Consider the Lilies of the Field
Today, as I was sitting in mass (I’ll admit, my mind wandering a bit as I tried to split my focus between the adorable baby cooing in my lap and Jesus in front of me- I console myself with the idea that Jesus would approve of the distraction), I heard my favorite passage: Matthew 6:25. It’s funny because I had just been discussing it and could swear I heard it recently but I must have needed it again. When I heard the words, I closed my eyes and listened.
“Consider the lilies of the field, how they grow; they neither toil nor spin; yet I tell you, even Solomon in all his glory was not arrayed like one of these.”
As someone who deals regularly with anxiety and the overwhelm of balancing everyday life as a mother to four, there is something beautiful about Matthew’s words. They speak to my heart and remind me that today’s worries though real, pale in comparison to the promises of true life with God. They remind me that we are not defined by our net worth or the fancy car that sits in our three car garage (though the latter would be nice- I don’t think anyone would call my crumb filled mini van fancy, nor could you fit even one car in our cluttered garage).
Yes, my husband and I must work to feed and clothe our children. Yet, when I’m stressing about the ever present medical bills (is it just me or is there always something?) or the ever growing grocery list, it’s good to remember: God provides. It may not always be easy. It may not always be naturally abundant (I have gone through seasons of not being able to buy the extras and you know what? It was okay. I was happy). Times will be hard. That’s life. Through it all, the one thing that keeps my head above water, is the idea that God knows all and in His providence He will provide.
As a mother, there is always something to worry about. I still go in to check on little breathing chests when nap time extends a little too long. I worry about them when they have play dates- every exaggerated wail brings visions of broken bones or split heads. I worry about homeschooling- will the five year old ever learn her letters and is the eight year old falling behind in history? Will the two, almost three year old, be in diapers ’til college (my mom assures me he will not)? I take solace in this:
“Do not be anxious about tomorrow, for tomorrow will be anxious for itself. Let the day’s own trouble be sufficient for the day.”
Truer words have never been written. So, I’ll embrace today- sticky little fingers of a lollipop covered toddler and all.
Therefore I tell you, do not be anxious about your life, what you shall eat or what you shall drink, nor about your body, what you shall put on. Is not life more than food, and the body more than clothing?
Look at the birds of the air: they neither sow nor reap nor gather into barns, and yet your heavenly Father feeds them. Are you not of more value than they?

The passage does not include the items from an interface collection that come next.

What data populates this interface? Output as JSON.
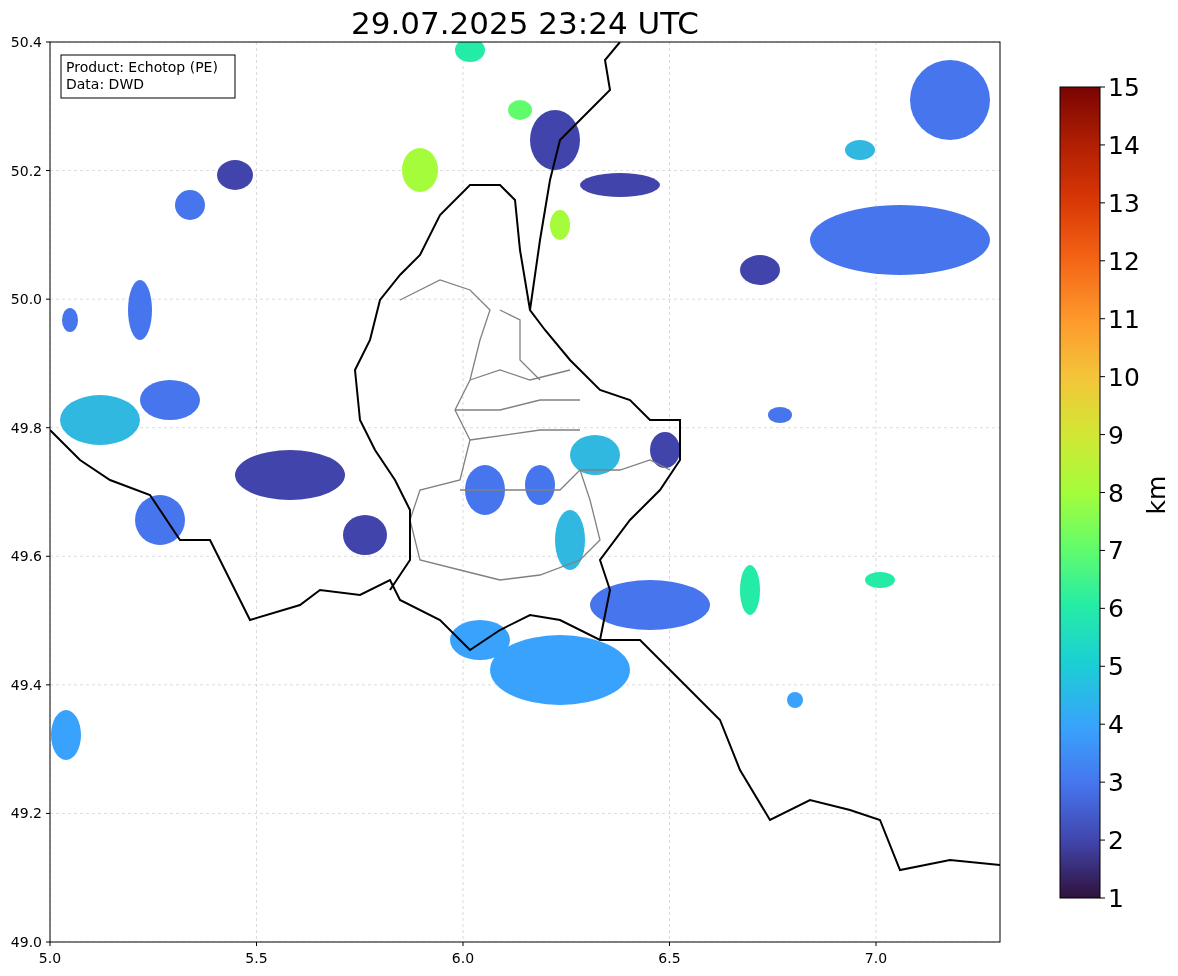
{
  "title": "29.07.2025 23:24 UTC",
  "info_box": [
    "Product: Echotop (PE)",
    "Data: DWD"
  ],
  "map": {
    "x_ticks": [
      "5.0",
      "5.5",
      "6.0",
      "6.5",
      "7.0"
    ],
    "y_ticks": [
      "50.4",
      "50.2",
      "50.0",
      "49.8",
      "49.6",
      "49.4",
      "49.2",
      "49.0"
    ]
  },
  "colorbar": {
    "ticks": [
      "15",
      "14",
      "13",
      "12",
      "11",
      "10",
      "9",
      "8",
      "7",
      "6",
      "5",
      "4",
      "3",
      "2",
      "1"
    ],
    "label": "km"
  }
}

And which of you by being anxious can add one cubit to his span of life?
And why are you anxious about clothing? Consider the lilies of the field, how they grow; they neither toil nor spin; yet I tell you, even Solomon in all his glory was not arrayed like one of these.
But if God so clothes the grass of the field, which today is alive and tomorrow is thrown into the oven, will he not much more clothe you, O men of little faith?
Therefore do not be anxious, saying, `What shall we eat?’ or `What shall we drink?’ or `What shall we wear?’
For the Gentiles seek all these things; and your heavenly Father knows that you need them all.
But seek first his kingdom and his righteousness, and all these things shall be yours as well.
Therefore do not be anxious about tomorrow, for tomorrow will be anxious for itself. Let the day’s own trouble be sufficient for the day.